Work to be completed: Only an exact repetition of every entry counts as the answer.

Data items
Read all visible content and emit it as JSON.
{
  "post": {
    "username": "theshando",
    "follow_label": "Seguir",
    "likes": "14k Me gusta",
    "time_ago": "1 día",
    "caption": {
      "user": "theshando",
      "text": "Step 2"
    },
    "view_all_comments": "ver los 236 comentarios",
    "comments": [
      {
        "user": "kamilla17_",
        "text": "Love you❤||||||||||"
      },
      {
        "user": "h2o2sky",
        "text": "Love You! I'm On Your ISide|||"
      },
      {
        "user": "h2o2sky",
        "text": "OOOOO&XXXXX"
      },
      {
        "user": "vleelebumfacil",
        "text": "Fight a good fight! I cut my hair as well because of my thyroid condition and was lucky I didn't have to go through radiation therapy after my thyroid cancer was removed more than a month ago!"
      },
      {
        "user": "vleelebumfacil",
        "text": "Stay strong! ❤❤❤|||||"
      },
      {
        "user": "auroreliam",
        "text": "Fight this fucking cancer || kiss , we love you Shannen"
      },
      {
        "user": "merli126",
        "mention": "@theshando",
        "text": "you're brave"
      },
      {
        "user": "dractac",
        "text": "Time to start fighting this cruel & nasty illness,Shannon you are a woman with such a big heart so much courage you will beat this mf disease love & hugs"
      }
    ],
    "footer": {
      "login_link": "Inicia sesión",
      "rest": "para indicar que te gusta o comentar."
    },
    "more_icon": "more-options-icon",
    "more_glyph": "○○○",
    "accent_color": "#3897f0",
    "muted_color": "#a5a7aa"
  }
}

Result of this exercise:
Read all visible content and emit it as JSON.
{
  "post": {
    "username": "theshando",
    "follow_label": "Seguir",
    "likes": "14k Me gusta",
    "time_ago": "1 día",
    "caption": {
      "user": "theshando",
      "text": "Step 2"
    },
    "view_all_comments": "ver los 236 comentarios",
    "comments": [
      {
        "user": "kamilla17_",
        "text": "Love you❤||||||||||"
      },
      {
        "user": "h2o2sky",
        "text": "Love You! I'm On Your ISide|||"
      },
      {
        "user": "h2o2sky",
        "text": "OOOOO&XXXXX"
      },
      {
        "user": "vleelebumfacil",
        "text": "Fight a good fight! I cut my hair as well because of my thyroid condition and was lucky I didn't have to go through radiation therapy after my thyroid cancer was removed more than a month ago!"
      },
      {
        "user": "vleelebumfacil",
        "text": "Stay strong! ❤❤❤|||||"
      },
      {
        "user": "auroreliam",
        "text": "Fight this fucking cancer || kiss , we love you Shannen"
      },
      {
        "user": "merli126",
        "mention": "@theshando",
        "text": "you're brave"
      },
      {
        "user": "dractac",
        "text": "Time to start fighting this cruel & nasty illness,Shannon you are a woman with such a big heart so much courage you will beat this mf disease love & hugs"
      }
    ],
    "footer": {
      "login_link": "Inicia sesión",
      "rest": "para indicar que te gusta o comentar."
    },
    "more_icon": "more-options-icon",
    "more_glyph": "○○○",
    "accent_color": "#3897f0",
    "muted_color": "#a5a7aa"
  }
}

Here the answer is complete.